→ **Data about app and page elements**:
--- --- ---

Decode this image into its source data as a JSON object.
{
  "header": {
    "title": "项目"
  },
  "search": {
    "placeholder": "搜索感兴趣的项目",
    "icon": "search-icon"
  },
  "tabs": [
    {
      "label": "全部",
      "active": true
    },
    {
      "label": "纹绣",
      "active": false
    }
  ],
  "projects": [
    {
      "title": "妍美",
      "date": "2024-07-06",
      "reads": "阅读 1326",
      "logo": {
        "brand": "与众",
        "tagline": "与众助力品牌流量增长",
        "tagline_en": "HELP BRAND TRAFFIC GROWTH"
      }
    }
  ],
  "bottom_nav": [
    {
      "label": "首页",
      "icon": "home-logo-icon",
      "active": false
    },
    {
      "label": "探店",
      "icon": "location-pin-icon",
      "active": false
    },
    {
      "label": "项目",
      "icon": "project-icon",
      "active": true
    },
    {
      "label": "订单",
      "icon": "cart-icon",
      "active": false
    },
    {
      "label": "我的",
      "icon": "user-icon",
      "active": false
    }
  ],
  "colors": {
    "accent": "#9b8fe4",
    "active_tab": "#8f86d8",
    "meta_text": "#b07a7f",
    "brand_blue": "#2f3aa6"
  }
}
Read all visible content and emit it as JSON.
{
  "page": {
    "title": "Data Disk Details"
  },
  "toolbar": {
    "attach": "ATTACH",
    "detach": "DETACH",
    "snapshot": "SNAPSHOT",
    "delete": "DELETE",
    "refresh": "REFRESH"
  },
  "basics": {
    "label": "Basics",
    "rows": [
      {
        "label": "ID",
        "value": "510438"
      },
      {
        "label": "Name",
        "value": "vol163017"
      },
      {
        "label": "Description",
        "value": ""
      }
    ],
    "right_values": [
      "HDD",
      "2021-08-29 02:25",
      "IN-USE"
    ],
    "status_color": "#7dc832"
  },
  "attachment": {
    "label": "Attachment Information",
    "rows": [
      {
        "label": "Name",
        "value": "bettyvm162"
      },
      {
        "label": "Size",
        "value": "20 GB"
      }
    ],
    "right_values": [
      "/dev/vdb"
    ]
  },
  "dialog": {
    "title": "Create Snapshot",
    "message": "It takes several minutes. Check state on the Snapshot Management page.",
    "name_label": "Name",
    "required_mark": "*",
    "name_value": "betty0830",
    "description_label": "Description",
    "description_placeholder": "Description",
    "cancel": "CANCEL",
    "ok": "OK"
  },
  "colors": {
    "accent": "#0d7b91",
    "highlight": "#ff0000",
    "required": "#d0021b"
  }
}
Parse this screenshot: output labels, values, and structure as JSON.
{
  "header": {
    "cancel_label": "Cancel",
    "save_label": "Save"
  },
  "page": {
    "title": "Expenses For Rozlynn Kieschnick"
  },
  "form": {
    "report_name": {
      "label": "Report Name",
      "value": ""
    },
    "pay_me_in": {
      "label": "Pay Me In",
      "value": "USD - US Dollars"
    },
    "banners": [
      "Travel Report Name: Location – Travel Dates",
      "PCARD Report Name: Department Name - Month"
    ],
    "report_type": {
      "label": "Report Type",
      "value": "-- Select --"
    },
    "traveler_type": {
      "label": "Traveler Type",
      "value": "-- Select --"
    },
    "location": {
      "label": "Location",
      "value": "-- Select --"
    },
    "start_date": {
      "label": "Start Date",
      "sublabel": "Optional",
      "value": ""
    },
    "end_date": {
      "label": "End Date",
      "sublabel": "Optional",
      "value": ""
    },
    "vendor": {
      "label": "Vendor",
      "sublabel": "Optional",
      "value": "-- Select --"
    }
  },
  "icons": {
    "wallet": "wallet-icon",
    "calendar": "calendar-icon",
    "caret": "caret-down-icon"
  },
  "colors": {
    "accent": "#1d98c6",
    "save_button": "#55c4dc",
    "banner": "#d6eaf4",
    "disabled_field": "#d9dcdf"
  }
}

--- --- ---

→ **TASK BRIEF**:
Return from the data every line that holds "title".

→ **ANSWER SPACE**:
    "title": "项目"
      "title": "妍美",
    "title": "Data Disk Details"
    "title": "Create Snapshot",
    "title": "Expenses For Rozlynn Kieschnick"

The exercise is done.